Sculpture

Diedrick Brackens: This Is Real Life at Johansson Projects

Diedrick Brackens. 10-79, 2015; hand-woven fabric, nylon, chenille, hand-dyed cotton, bleach; 66 x 14 in. Courtesy of the Artist and Johansson Projects, Oakland.

Today from our partners at Art Practical, we bring you a review of This Is Real Life, artist Diedrick Brackens’ current solo show at Johansson Projects in Oakland. Author Anton Stuebner notes, “By invoking […] histories and their associations, Brackens acknowledges that seemingly innocuous devices can produce real and violent effects.” This article was originally published on March 31, 2015. Diedrick Brackens’ show at Johansson Projects, This Is Real[…..]

2015 Triennial: Surround Audience at the New Museum

Josh Kline. Freedom, 2015; installation view, 2015 Triennial: Surround Audience, 2015, New Museum, New York. Courtesy of the Artist and 47 Canal, New York.

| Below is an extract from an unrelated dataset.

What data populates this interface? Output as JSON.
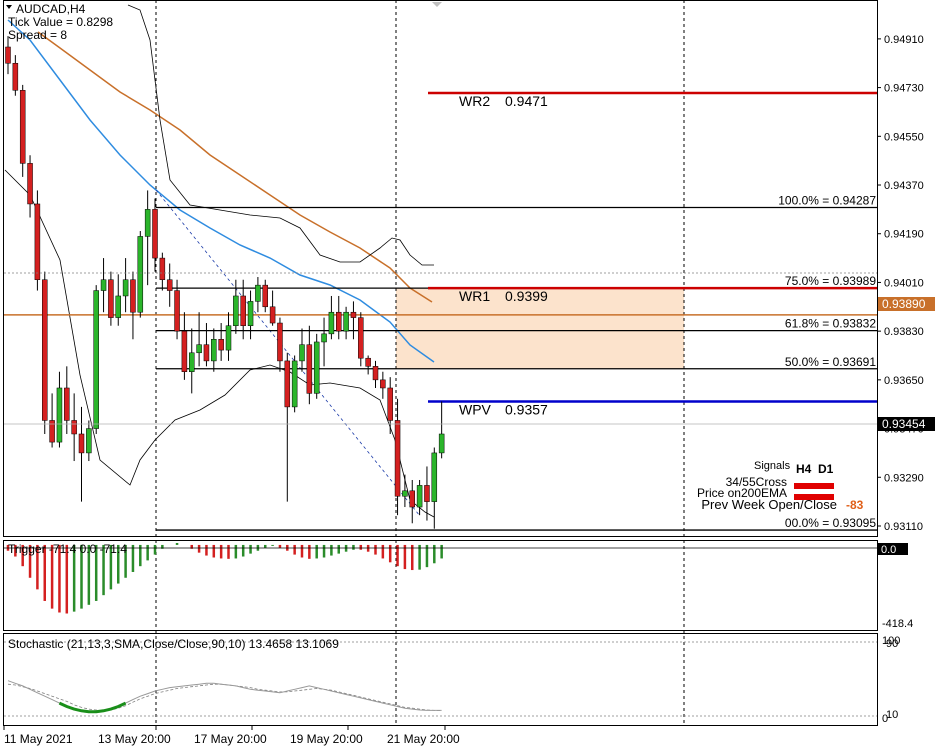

Surround Audience, the latest triennial exhibition at the New Museum, surveys fifty-one emerging artists, from twenty-five countries, whose practices are informed by their lived experience immersed in the digital landscape. The triennial has always billed itself as a predictive rather than reflective survey, and this iteration is no exception, with a focus on the culture of the immediate present and where it’s hurtling. Though the[…..]

Linear Abstraction at the SCAD Museum of Art

Phillip Stearns. Linear Abstraction, 2015; installation view. Gutstein Gallery, Savannah College of Art and Design, Savannah, Georgia. Courtesy of the Savannah College of Art and Design. Photo: Marc Newton.

Abstraction is dead! Long live abstraction! In Linear Abstraction, the SCAD Museum of Art negotiates the status of nonrepresentational work as it exists in the 21st century and includes work in various media, including painting, sculpture, photography, and digital formats. While the exhibition seeks to trace commonalities between contemporary practices by engaging somewhat diverse uses or ideas of lines, the resulting effect points succinctly to[…..]

Anicka Yi: You Can Call Me F at The Kitchen

Anicka Yi. Installation view of You Can Call Me F at The Kithcen in New York City , 2015.

At the entrance to the black box of the Kitchen’s upstairs gallery, a long vitrine houses an illuminated culture of bacteria on agar jelly. The cracked slab teems with biological entities colored like bruises on sallow skin. Imprinted with capital letters, it reads: YOU CAN CALL ME F. Anicka Yi’s current solo show stages part breeding ground, part containment camp for “F”—the feminine, the woman[…..]

Doris Salcedo at the Museum of Contemporary Art Chicago

Doris Salcedo, Atrabiliarios (detail), 1992-2004. Installation view, Doris Salcedo, MCA Chicago. San Francisco Museum of Modern Art, Accessions Committee Fund purchase:gift of Carla Emil and Rich Silverstein, Patricia and Raoul Kennedy, Elaine McKeon, Lisa and John Miller, Chara Schreyer and Gordon Freund, and Robin Wright. Photo: Nathan Keay, © MCA Chicago.

The fourth floor of the Museum of Contemporary Art Chicago is typically an airy space with high ceilings and ample skylights, but currently it is crowded with an overabundance of furniture. Visitors are greeted with the pleasant mineral smell of dirt and a dense maze of wooden tables. The lighting is diffuse, almost grayed, and the galleries take on the look of a luminous dusk,[…..]

Rodrigo Valenzuela: Future Ruins at the Frye Art Museum

Rodrigo Valenzuela. Still from Maria TV, 2014. Digital video with audio. Courtesy of the artist.

Future Ruins, Rodrigo Valenzuela’s exhibition at the Frye Art Museum, is indeed monumental, incorporating a range of media including print, sculpture, video, and sound. The exhibition does not present a quiet, post-apocalyptic landscape that fetishizes decay; rather, Valenzuela addresses divisions of labor and the nature of work, making these complex issues manifest through the specter of the 21st-century economic landscape. And though it is discordant at[…..]

Daniel Dallabrida: Building the Noble Ruin at the Anderson Art Ranch

Daniel Dallabrida. Upon Reflection (Life) Fraternitas Misericordia in pace prima del diluvio / At Peace Before the Deluge, 1964–2015; Edition of 15. 100 x 132 in. Courtesy of the Artist and Anderson Art Ranch.

Shotgun Reviews are an open forum where we invite the international art community to contribute timely, short-format responses to an exhibition or event. If you are interested in submitting a Shotgun Review, please click this link for more information. In this Shotgun Review, Kristin Carlson reviews Building the Noble Ruin at the Patton-Malott and Gideon Gartner Galleries of Anderson Art Ranch in Snowmass Village, Colorado.  Excavated from iconic gay culture[…..]